Richard Hendrix continues to be my personal favorite of the Magic's big-man invitees, playing 26 minutes off the bench yesterday. But it was really a day to forget. Against the Jazz's bigger, stronger centers and power forwards, Hendrix struggled offensively. He was, in effect, only a way for Magic players who picked up their dribble to regain it, simply by throwing the ball in to him and waiting for the immediate kickout. On the day: 2 points (0-of-4 from the field), 8 rebounds, 7 fouls, 4 turnovers, and a block. Maybe I'm reading too deeply into this, but he--and not starting center Darian Townes--was on the floor when the Magic tried (unsuccessfully) to stave off Utah's rally. Is playing him in crunch-time a signal that the Magic are very interested? And is one bad day enough to cross him off the Magic's list of potential training-camp invitees? I hope the answers to those questions are "yes" and "no," respectively, but he certainly did not make a very strong case for himself yesterday.
Kasib Powell kept on the charm today, showcasing his array of skills with 13 points, 10 boards, 5 assists, and 1 steal. Now he shot only 4-of-12, and missed 5 of his 7 two-point attempts, so it wasn't all sunshine and happiness. But the guy is heady, a veteran, and could fill a spot near the end of Orlando's bench this season. Then again, you can look at his age (28), his limited NBA experience (12 games two seasons ago), and how he sometimes struggles to stay in front of quicker players in this camp, and conclude that his NBA window has shut.
Russell Robinson came to life offensively. The energetic point guard scored a personal best 17 points yesterday, with 5-of-9 from the field overall, 1-of-2 from long range, and 6-of-6 from the foul line. Two days ago, ESPN analyst and IMG Academy coach David Thorpe told my colleague, Eddy, that Robinson's inability to get his own shot might hurt his chances as an NBA point guard. If today is any indication, there's little to worry about on that front. He also ran the team's offense capably, pushed the ball up the floor in transition, and pressured the ball aggressively on defense. I'm going to keep beating this drum until someone gives me a good reason to stop: Russell Robinson has earned an invitation to the Orlando Magic's training camp.

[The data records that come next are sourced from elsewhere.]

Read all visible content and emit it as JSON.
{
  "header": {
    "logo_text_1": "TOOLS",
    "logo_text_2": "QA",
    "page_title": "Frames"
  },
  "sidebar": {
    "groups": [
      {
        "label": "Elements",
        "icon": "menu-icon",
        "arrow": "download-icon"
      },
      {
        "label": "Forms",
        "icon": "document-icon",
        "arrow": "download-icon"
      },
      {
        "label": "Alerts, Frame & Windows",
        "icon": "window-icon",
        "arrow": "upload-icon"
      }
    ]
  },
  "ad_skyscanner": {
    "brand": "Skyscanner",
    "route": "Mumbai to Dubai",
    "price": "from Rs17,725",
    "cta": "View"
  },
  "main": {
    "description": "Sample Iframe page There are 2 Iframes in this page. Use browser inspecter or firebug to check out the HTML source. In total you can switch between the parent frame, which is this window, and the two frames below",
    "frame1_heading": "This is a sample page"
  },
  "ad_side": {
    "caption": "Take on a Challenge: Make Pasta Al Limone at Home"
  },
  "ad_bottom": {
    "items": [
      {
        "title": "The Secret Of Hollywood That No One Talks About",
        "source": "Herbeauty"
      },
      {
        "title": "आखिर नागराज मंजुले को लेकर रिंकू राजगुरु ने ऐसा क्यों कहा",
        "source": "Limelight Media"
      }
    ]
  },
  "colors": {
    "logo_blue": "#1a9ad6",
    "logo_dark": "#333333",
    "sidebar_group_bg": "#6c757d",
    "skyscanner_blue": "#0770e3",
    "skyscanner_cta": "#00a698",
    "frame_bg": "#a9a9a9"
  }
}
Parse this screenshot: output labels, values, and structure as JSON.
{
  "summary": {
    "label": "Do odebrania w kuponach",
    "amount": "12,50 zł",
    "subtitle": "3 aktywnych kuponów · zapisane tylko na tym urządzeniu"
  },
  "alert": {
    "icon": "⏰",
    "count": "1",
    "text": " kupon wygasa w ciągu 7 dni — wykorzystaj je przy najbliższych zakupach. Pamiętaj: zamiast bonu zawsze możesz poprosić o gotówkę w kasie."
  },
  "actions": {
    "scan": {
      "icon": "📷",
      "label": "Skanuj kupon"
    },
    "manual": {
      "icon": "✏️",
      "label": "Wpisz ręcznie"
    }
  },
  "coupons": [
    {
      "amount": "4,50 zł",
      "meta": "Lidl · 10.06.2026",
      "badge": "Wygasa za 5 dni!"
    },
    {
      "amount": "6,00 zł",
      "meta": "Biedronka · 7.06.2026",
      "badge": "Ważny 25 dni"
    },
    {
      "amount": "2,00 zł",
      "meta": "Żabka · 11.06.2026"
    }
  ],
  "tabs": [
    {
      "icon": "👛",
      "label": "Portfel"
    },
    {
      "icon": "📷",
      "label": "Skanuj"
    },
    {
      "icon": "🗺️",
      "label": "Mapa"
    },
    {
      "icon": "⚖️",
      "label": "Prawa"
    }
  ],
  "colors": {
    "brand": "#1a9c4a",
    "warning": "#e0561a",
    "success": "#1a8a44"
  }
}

This is a young guy who knows what he's doing out there, and for the odd 3-to-5 minute stretch in some games next season, he could be effective.
The Magic will close out the summer league today when they take on the undefeated Indiana Pacers. Tip's at 3.